CND is directly linked with the problem of the interests of citizens regarding how nuclear energy risks are distributed under the unlimited liability of nuclear business operators. If NPPs are to be operated on just a very small burden, the risk of “cheap NPPs” is essentially borne by the citizens. The bill for the amendment utterly fails to resolve this problem and would allow NPPs to be operated with the citizenry, as ever, bearing the huge risk involved. Implementing deregulation of the power industry while accepting that it is fine to push this enormous risk onto the citizens greatly alleviates the burden on nuclear business operators and will lead to a serious deterioration in the competitive environment.
The U.S. Price–Anderson Nuclear Industries Indemnity Act concentrates liability for damage due to a nuclear accident on the operator regardless of whether the fault lies with the operator or not, and also established a system whereby a ceiling of 1.5 trillion yen is guaranteed through a mutual assistance system between operators. At the same time, the act also states (42 U.S. Code § 2210 (i) (2) (B)) that in the event of an amount exceeding this, funds from industrial circles and others will be considered. In the case of the U.S., the amount of damages in the Three Mile Island nuclear accident did not exceed the amount of the compensatory fund. In Japan, however, damages arising from the TEPCO Fukushima Daiichi nuclear accident, even by government estimates, will total roughly 22 trillion yen (including the cost of decommissioning). As provision against further accidents, the mutual assistance among the operators, based on the current Act on the Nuclear Damage Compensation and Decommissioning Facilitation Corporation, will be totally inadequate.
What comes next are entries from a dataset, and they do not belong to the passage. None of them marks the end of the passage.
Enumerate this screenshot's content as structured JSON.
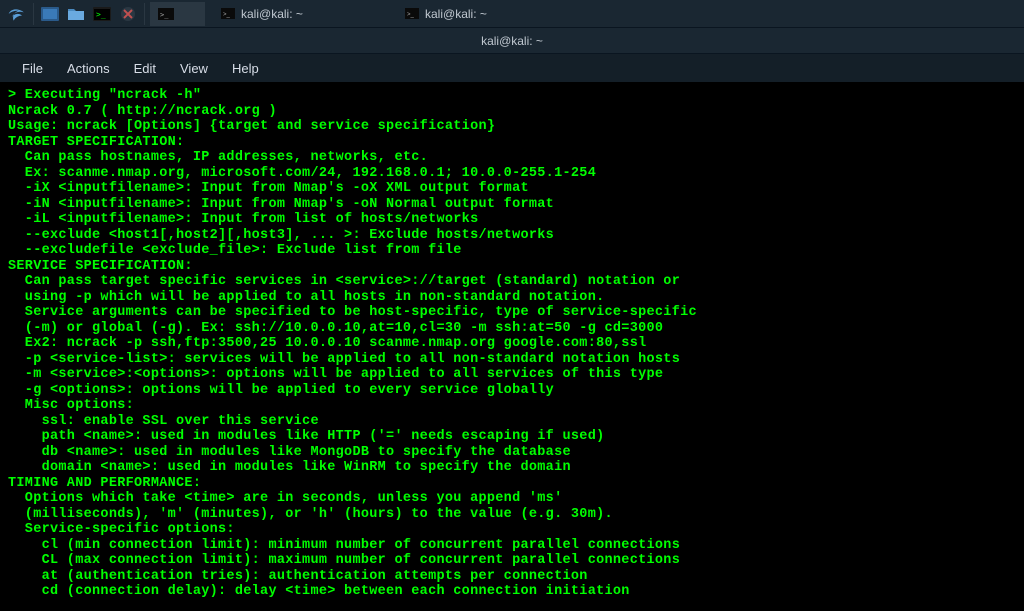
{
  "taskbar": {
    "tabs": [
      {
        "label": "kali@kali: ~"
      },
      {
        "label": "kali@kali: ~"
      }
    ]
  },
  "titlebar": {
    "title": "kali@kali: ~"
  },
  "menubar": {
    "file": "File",
    "actions": "Actions",
    "edit": "Edit",
    "view": "View",
    "help": "Help"
  },
  "terminal": {
    "lines": [
      "> Executing \"ncrack -h\"",
      "Ncrack 0.7 ( http://ncrack.org )",
      "Usage: ncrack [Options] {target and service specification}",
      "TARGET SPECIFICATION:",
      "  Can pass hostnames, IP addresses, networks, etc.",
      "  Ex: scanme.nmap.org, microsoft.com/24, 192.168.0.1; 10.0.0-255.1-254",
      "  -iX <inputfilename>: Input from Nmap's -oX XML output format",
      "  -iN <inputfilename>: Input from Nmap's -oN Normal output format",
      "  -iL <inputfilename>: Input from list of hosts/networks",
      "  --exclude <host1[,host2][,host3], ... >: Exclude hosts/networks",
      "  --excludefile <exclude_file>: Exclude list from file",
      "SERVICE SPECIFICATION:",
      "  Can pass target specific services in <service>://target (standard) notation or",
      "  using -p which will be applied to all hosts in non-standard notation.",
      "  Service arguments can be specified to be host-specific, type of service-specific",
      "  (-m) or global (-g). Ex: ssh://10.0.0.10,at=10,cl=30 -m ssh:at=50 -g cd=3000",
      "  Ex2: ncrack -p ssh,ftp:3500,25 10.0.0.10 scanme.nmap.org google.com:80,ssl",
      "  -p <service-list>: services will be applied to all non-standard notation hosts",
      "  -m <service>:<options>: options will be applied to all services of this type",
      "  -g <options>: options will be applied to every service globally",
      "  Misc options:",
      "    ssl: enable SSL over this service",
      "    path <name>: used in modules like HTTP ('=' needs escaping if used)",
      "    db <name>: used in modules like MongoDB to specify the database",
      "    domain <name>: used in modules like WinRM to specify the domain",
      "TIMING AND PERFORMANCE:",
      "  Options which take <time> are in seconds, unless you append 'ms'",
      "  (milliseconds), 'm' (minutes), or 'h' (hours) to the value (e.g. 30m).",
      "  Service-specific options:",
      "    cl (min connection limit): minimum number of concurrent parallel connections",
      "    CL (max connection limit): maximum number of concurrent parallel connections",
      "    at (authentication tries): authentication attempts per connection",
      "    cd (connection delay): delay <time> between each connection initiation"
    ]
  }
}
The current legal amendment began from a demand to consider the law from the viewpoint of minimizing the burden on the people of the nation. If so, while it is natural to maintain the unlimited liability, and based on the premise of the damage arising from the TEPCO Fukushima Daiichi nuclear accident, a mutual assistance system should be set up to include not only the operators but all those in nuclear power industry circles who have profited from the nuclear energy business thus far in sharing the burden. This is the duty that should be borne by the operators and nuclear power industry circles who have expanded a business that has the potential to cause the horrendous damage we have seen from just one accident. If they cannot do this because they believe the risk is too high, the only option is for the operators to withdraw from the nuclear power business.